The team compiled a database of information that helped determine carbon emissions for buildings in the Chicago Loop. These emissions can now be visualized on a color spectrum from red (very high emissions) to dark green (low emissions).
One of the information factors collected for each building was age: not to determine whether structures need to be torn down, but rather to investigate possibilities for reuse. Office buildings built prior to 1950 could potentially be reused as residential towers.
As for buildings from the second half of the last century, these inefficient air-conditioned boxes are most likely in need of efficiency upgrades.
Chicago is already known for having a lot of green roofs, and the team suggests taking that to the next level: greening every roof surface possible. Because the typical Loop building is a tall tower with a relatively small footprint, there isnt enough room to install photovoltaics that could make a dent in energy usage. So reducing heat island effects to relieve the loads on air-conditioning systems is a more effective use of roof space.
This map of the Loop does more than outline streets; it highlights a proposed system of pedways to encourage walking. This over- and underground system would include access to public transit hubs and a green corridor.
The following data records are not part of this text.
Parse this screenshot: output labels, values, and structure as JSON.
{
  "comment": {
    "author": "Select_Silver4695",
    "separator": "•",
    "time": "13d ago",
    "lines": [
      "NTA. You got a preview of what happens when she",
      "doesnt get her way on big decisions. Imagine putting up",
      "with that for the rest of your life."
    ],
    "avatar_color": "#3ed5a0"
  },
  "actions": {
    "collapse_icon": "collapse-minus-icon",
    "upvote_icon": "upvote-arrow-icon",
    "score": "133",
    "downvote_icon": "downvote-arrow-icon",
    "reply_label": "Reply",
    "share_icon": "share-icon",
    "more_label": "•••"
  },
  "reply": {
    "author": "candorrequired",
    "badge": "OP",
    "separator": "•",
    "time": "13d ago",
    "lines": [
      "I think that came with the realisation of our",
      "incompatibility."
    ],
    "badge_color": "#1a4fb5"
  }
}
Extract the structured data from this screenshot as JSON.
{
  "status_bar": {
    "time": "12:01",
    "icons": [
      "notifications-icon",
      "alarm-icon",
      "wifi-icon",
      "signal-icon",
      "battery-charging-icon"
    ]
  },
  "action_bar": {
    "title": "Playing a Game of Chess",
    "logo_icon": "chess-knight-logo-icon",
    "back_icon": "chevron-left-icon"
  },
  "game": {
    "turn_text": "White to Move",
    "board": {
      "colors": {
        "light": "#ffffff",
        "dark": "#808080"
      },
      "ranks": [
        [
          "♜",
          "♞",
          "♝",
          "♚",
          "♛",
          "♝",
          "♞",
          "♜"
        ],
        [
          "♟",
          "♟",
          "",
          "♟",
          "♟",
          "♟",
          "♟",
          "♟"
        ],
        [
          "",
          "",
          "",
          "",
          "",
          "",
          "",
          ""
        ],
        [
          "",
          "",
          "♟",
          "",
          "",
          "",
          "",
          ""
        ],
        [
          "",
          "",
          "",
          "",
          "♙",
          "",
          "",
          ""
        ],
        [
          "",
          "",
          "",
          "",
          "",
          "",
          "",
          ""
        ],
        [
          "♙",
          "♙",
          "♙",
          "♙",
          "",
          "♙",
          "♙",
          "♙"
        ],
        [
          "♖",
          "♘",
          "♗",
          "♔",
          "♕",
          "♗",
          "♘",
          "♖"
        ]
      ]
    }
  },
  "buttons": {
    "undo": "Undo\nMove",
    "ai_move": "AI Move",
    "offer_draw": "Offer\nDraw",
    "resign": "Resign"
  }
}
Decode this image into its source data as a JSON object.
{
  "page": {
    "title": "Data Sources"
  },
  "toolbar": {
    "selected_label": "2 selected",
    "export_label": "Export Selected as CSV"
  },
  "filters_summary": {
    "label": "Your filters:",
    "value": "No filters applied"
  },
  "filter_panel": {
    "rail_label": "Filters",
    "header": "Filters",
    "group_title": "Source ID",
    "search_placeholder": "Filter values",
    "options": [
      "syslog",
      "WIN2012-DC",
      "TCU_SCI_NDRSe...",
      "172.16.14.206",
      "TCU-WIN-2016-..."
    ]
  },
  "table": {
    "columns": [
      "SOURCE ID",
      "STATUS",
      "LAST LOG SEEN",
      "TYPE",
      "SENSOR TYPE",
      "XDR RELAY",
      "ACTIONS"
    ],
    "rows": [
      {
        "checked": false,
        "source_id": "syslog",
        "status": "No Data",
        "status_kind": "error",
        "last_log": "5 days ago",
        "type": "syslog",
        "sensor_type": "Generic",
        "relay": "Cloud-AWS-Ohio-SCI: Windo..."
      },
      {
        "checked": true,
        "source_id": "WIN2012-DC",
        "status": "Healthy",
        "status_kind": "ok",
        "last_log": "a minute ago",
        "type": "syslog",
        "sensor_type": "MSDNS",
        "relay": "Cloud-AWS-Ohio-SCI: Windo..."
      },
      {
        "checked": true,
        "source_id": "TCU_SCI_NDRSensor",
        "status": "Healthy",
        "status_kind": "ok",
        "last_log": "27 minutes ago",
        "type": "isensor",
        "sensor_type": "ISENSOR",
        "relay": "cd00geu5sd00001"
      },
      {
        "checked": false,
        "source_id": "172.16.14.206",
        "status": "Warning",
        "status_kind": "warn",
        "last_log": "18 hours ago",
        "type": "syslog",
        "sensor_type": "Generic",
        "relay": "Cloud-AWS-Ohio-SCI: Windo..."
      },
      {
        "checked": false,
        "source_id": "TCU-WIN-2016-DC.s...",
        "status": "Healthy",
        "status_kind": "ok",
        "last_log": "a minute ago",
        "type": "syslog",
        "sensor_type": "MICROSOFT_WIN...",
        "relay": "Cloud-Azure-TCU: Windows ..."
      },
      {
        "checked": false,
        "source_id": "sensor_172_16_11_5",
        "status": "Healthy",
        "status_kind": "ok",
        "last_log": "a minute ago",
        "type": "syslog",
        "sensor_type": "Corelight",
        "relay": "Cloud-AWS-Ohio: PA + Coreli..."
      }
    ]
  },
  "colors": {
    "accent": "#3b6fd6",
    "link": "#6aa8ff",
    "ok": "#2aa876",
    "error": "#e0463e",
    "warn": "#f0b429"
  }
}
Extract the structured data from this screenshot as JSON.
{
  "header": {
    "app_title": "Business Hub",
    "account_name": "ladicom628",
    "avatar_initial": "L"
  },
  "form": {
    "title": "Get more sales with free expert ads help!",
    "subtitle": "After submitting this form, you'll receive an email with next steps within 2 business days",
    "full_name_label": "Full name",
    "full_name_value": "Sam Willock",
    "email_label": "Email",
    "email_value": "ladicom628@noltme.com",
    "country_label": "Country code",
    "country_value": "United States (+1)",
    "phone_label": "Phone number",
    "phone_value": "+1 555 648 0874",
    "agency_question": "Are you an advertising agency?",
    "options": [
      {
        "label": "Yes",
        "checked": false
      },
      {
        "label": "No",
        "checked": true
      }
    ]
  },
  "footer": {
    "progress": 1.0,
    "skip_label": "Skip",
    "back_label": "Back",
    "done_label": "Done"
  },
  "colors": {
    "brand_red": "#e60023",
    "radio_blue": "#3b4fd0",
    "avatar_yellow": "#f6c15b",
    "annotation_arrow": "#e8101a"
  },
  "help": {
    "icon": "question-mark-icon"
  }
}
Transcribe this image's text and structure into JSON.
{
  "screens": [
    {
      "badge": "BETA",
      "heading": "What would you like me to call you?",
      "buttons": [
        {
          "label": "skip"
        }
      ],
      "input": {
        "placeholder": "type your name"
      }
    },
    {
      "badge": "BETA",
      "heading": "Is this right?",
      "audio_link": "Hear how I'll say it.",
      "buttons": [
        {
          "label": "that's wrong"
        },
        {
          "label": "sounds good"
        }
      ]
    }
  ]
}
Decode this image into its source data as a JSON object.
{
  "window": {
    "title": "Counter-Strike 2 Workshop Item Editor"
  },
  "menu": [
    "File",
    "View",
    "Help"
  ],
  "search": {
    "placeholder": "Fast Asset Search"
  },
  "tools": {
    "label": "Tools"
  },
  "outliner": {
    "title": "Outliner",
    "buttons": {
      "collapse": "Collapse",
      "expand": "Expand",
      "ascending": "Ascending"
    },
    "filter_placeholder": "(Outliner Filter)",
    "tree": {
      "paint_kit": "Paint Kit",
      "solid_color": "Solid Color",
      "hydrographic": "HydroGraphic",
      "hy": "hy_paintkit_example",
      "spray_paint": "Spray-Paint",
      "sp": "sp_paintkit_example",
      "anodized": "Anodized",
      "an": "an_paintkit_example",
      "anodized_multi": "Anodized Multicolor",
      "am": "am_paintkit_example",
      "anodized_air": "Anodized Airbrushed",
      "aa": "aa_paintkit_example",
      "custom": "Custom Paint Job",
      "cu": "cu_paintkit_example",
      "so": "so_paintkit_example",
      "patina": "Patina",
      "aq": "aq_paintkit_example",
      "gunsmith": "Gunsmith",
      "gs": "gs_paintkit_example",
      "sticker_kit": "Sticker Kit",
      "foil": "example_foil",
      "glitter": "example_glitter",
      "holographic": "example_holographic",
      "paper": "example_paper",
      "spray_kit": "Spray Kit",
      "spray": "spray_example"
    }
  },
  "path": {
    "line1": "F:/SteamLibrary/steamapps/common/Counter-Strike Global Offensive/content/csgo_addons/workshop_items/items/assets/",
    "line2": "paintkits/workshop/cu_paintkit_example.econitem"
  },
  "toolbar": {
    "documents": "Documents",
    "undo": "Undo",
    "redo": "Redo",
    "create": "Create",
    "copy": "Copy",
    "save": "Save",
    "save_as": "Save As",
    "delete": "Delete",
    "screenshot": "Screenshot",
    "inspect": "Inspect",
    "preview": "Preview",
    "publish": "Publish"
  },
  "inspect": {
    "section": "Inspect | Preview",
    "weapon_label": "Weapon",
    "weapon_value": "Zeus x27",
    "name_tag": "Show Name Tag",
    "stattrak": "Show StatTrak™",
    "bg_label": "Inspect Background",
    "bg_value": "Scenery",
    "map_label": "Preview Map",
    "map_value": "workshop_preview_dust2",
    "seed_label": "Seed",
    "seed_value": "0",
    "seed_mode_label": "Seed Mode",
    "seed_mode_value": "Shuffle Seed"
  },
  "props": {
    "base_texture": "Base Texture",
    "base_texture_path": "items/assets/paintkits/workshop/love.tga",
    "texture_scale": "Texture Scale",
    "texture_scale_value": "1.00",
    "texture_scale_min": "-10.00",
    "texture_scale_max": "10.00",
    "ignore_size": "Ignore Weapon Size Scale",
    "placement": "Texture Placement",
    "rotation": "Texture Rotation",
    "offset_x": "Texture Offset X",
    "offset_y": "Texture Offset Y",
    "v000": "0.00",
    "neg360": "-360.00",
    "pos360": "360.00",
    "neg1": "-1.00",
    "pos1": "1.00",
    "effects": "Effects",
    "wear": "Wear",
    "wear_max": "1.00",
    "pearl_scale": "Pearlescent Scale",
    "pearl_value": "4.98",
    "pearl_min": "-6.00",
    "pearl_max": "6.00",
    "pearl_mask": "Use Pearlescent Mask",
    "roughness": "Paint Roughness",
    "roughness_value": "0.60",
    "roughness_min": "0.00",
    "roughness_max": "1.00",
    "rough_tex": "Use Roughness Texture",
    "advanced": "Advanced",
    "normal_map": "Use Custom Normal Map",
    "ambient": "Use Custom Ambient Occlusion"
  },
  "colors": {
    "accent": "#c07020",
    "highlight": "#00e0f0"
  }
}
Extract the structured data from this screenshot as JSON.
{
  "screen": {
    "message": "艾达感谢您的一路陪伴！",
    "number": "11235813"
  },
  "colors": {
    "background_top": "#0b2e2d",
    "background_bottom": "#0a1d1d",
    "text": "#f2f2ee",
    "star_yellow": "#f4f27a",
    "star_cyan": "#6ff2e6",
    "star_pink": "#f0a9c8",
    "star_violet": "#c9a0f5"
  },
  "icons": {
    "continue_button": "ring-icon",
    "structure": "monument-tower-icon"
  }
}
To reduce carbon emissions from cars, the team encourages pedestrian traffic. Probably the most significant part of the plan is to restrict vehicular traffic on Monroe Street (one of the Loop's main east-west thoroughfares) to two lanes, reserving the other half of the street for a public greenway with pedestrian-only access.